Matthew: We’d like to to build a site for writing to your Representatives – something where you put in your postcode and it tells you all the people relating to your local area. As well as your member of the House of Representatives that would include your state’s federal Senators, your local councillors, your state representative and so on. At the moment, it’s harder than it should be to find out how and who to write to. The information is out there on the internet but it’s spread out all over the place. We would be bringing that together in one place focused on a single activity which is writing to someone who represents you.
There are other advantages to having a service like this – you can gather statistics about how often they reply to messages that are sent to them. This way you make your representatives accountable while at the same time preserving the confidentiality of a private message.
Going back to the voting information – there is an interesting and difficult problem associated with that. One of the things that the UK public whip site does is allow users to effectively categorise votes on bills under “policies”. So, for instance, to say if a politicians believes that immigration control needs to be tightened they would vote this way on the following bills. This then allows a politicians’ actual votes to be compared against the policies. It’s a difficult problem to do the categorisation in a way that is accepted by all. The Public Whip’s approach to this is to use a wiki style approach. It seems to work but really requires a strong and focused user community.

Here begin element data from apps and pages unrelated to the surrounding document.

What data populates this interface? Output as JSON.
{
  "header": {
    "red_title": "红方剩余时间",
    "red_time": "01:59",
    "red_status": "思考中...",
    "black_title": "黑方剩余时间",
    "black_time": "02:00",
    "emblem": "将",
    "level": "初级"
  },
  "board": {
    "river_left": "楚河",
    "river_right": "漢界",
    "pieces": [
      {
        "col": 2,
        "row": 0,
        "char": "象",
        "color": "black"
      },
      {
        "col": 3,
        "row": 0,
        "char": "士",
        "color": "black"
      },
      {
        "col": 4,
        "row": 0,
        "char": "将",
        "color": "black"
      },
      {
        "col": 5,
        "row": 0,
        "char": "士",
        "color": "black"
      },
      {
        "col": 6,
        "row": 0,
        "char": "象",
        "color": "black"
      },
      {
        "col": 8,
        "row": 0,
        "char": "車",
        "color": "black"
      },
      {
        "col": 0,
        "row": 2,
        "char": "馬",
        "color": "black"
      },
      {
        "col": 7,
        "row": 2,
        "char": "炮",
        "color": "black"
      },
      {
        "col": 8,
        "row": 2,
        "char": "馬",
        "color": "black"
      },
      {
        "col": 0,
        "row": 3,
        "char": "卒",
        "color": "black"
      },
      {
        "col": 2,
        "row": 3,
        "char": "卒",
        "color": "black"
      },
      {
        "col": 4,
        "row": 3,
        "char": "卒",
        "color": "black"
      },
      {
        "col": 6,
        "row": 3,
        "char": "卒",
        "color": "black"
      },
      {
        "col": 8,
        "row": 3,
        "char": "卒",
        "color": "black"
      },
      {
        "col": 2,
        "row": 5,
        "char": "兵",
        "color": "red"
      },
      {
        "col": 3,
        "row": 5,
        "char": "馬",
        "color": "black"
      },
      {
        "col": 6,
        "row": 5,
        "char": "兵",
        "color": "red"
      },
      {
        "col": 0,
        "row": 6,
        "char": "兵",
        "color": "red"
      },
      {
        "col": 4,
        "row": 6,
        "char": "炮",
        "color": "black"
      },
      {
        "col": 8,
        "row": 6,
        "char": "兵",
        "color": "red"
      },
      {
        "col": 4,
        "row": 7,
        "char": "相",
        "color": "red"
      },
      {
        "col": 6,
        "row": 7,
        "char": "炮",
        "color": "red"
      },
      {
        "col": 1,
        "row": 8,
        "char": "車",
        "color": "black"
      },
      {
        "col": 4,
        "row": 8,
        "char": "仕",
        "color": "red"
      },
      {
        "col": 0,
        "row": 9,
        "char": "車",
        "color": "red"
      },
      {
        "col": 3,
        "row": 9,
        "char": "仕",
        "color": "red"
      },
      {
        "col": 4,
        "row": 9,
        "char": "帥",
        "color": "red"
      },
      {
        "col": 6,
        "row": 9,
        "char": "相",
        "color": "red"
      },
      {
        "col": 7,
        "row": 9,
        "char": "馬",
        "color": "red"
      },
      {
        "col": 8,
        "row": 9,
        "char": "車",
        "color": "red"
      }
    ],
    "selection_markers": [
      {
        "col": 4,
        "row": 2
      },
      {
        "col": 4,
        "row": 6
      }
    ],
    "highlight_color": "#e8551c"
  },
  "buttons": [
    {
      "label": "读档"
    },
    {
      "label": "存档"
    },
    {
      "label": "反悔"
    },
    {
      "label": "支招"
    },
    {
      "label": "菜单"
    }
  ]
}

One thing that many people have pointed out in comparing the Australian parliamentary system to the UK one is that the voting information, especially in the House of Representatives, is inherently much less interesting in Australia than in the UK, because politicians very rarely cross the floor and vote against their party. However, I would argue that a deeper problem is that ordinary people do not have a way to understand how votes actually happen or what they mean. Making the votes more accessible and transparent (and open to analysis) will inherently allow people to question the decisions made which I strongly believe, in a fair and democratic system, will lead to better decisions ultimately being made.
And then there’s getting all the Hansard for the State Parliaments onto OpenAustralia.
There’s a huge stack more things we would like to do but hopefully that should give you a flavour of where we’re headed.
Thanks for giving me this oppurtunity to talk about OpenAustralia!